Deogarh is archaeologically and religiously significant for the monuments built by the Guptas and the established monuments of Hindu and Jain origins in and outside the fort atop the hill in the village. These monuments are protected by the Department of Archaeology of the Archaeological Survey of India (ASI).
Etymology of Deogarh
The name ‘Deogarh’ is the concoction of two Sanskrit words, namely ‘Deo’ referring to God and ‘garh’ meaning fort. The name thus signifies ‘Fort of the Gods’ literally.
Location of Deogarh
Deogarh village is situated along the right bank of Betwa River, at the point where it joins the reservoir formed by the Rajghat Dam. It is at the western end of the Lalitpur hills, 23 kilometres (14 miles) south-east of the Lalitpur town in the district and 123 kilometres (76 miles) south of the divisional administrative centre at Jhansi.
Demographics of Deogarh
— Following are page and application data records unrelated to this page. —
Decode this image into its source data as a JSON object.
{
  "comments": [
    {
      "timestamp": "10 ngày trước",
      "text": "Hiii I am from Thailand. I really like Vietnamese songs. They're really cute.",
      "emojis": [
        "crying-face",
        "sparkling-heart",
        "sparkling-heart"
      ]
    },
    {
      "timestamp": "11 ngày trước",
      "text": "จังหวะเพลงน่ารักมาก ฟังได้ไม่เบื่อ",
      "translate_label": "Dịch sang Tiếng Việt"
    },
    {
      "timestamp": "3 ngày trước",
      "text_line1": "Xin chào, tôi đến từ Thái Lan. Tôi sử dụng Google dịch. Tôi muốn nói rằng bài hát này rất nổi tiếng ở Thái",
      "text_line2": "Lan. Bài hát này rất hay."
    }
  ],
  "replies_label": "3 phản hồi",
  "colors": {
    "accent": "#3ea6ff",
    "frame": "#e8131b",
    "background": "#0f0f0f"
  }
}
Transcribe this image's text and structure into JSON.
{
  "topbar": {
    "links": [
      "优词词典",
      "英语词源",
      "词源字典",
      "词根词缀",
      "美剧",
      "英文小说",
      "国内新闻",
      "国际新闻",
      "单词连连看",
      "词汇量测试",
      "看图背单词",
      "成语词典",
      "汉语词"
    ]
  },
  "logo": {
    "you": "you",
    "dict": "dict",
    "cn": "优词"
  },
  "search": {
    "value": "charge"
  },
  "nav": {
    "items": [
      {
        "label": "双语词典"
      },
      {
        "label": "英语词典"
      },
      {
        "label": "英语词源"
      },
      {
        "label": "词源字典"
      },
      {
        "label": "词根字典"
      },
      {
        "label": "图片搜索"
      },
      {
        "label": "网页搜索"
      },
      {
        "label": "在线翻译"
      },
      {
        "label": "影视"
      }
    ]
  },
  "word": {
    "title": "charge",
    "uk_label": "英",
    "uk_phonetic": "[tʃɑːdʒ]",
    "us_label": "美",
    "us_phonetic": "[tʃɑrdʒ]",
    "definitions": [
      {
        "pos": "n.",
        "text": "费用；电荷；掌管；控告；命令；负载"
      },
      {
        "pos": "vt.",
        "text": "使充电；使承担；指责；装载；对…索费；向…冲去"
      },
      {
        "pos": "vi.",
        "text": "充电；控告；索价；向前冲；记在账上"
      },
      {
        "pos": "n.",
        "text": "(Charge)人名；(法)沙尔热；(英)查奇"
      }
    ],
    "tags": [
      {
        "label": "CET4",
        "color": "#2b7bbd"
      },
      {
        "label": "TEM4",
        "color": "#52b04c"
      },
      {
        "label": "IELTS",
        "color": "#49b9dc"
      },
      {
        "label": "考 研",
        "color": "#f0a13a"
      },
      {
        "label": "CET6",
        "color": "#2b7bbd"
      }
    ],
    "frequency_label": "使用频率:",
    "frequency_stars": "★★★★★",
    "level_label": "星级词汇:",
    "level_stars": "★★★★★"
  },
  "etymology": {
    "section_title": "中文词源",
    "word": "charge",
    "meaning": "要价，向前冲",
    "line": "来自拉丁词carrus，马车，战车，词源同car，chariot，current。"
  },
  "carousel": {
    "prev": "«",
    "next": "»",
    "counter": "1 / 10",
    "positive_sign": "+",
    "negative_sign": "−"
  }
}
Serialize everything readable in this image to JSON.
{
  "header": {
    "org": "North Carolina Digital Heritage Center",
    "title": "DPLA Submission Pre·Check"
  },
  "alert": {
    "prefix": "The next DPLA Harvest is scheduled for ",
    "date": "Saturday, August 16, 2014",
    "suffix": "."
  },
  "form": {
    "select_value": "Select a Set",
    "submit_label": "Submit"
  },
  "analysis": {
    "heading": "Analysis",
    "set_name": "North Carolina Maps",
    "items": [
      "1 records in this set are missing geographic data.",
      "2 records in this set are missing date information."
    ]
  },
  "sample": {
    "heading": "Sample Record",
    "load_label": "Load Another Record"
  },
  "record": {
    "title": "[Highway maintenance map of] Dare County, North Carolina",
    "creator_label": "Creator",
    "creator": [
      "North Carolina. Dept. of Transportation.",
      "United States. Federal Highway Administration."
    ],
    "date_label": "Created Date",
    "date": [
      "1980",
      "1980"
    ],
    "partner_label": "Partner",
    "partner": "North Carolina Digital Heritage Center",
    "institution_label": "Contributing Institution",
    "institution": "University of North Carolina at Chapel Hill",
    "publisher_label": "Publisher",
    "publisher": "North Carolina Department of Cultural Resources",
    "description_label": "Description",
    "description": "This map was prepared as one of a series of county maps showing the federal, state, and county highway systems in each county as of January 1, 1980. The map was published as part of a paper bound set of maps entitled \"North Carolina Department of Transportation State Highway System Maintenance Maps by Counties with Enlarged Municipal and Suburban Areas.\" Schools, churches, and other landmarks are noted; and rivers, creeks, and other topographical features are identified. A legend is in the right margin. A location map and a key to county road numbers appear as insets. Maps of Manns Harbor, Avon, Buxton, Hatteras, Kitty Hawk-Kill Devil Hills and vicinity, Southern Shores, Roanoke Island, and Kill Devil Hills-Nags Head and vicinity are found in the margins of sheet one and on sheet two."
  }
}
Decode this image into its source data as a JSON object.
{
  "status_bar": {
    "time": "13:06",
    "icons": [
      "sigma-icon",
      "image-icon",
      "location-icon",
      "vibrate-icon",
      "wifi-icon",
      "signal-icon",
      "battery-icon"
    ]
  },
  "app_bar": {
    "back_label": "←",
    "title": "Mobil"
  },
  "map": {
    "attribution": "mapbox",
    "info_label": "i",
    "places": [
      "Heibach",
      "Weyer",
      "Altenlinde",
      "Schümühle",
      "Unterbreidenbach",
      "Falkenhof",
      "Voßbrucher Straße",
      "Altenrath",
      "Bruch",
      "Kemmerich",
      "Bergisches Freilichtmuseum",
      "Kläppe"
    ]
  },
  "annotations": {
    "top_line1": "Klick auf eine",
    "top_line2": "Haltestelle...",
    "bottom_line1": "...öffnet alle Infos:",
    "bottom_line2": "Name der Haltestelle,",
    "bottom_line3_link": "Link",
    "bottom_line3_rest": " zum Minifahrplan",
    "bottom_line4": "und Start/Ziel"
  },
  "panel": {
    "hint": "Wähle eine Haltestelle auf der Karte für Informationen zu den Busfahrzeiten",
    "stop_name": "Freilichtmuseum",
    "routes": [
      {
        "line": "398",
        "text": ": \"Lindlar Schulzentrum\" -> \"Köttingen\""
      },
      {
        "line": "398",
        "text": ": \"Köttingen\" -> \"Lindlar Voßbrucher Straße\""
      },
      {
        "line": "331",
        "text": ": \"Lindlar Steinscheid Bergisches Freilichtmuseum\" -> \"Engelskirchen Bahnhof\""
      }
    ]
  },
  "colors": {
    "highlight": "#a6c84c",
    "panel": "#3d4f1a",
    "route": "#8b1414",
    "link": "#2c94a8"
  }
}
As per the Census India 2011 report, the total population residing in the Deogarh village is 783, with a total of 152 households. The sex distribution of the population is 406 males and 377 females. The population of children between 0 to 6 years of age is 161. The literacy rate was recorded at approximately 41 per cent. Hindi and Bundeli are the main languages spoken here.
History of Deogarh
The earliest traces of history in Deogarh date back to the Gupta period between the 4th and the 6th centuries, which is known as the “golden period” of Indian history. This was also the time when Brahminical, Buddhist and Jain activities flourished in Northern India. It was during this age of the Guptas when the most famous and frequented temple of Deogarh was established, the Dashavatara Temple dedicated to Lord Vishnu. The Gupta period was followed by the Jain period between the 8th and the 17th centuries, where innumerable temples have been traced.
Tourism in Deogarh
The monuments of the Deogarh village are the prominent places of interest. For centuries, Deogarh has been famous as a temple town and attracts lots of tourists who look out for unconventional places.
Belonging to the 6th century, the Dashavatara Temple is the earliest known Panchayatana temple of North India. The sculptural art evolved immensely in this era, and this is well exemplified by the figurine sculptures which adorn the temples and their architecture of the time.
The village is also famous for its Jain temples, which number to as many as 31 and their panels vividly depict scenes from the Jain Mythology, votive pillars, votive tablets and Jain Tirthankara images, sculpted on all sides.
There are ghats that are of archaeological significance. The three ‘ghats’ provide approach to the Betwa River edge from the fort - the Nahar Ghat, the Rajghat and the ghat with the Siddha-ki-Gufa.
Visiting Information to Deogarh
Deogarh is well connected by buses to all important centres in the region. The nearest airports are the Khajuraho Airport in the Chhatarpur District of Madhya Pradesh and Gwalior Airport in Madhya Pradesh, distanced 220 kilometres and 255 kilometres respectively. The nearest railway station is Jakhalaun Station, 13 kilometres from Deogarh, whereas Lalitpur is the most convenient railhead, 30 kilometres from Deogarh.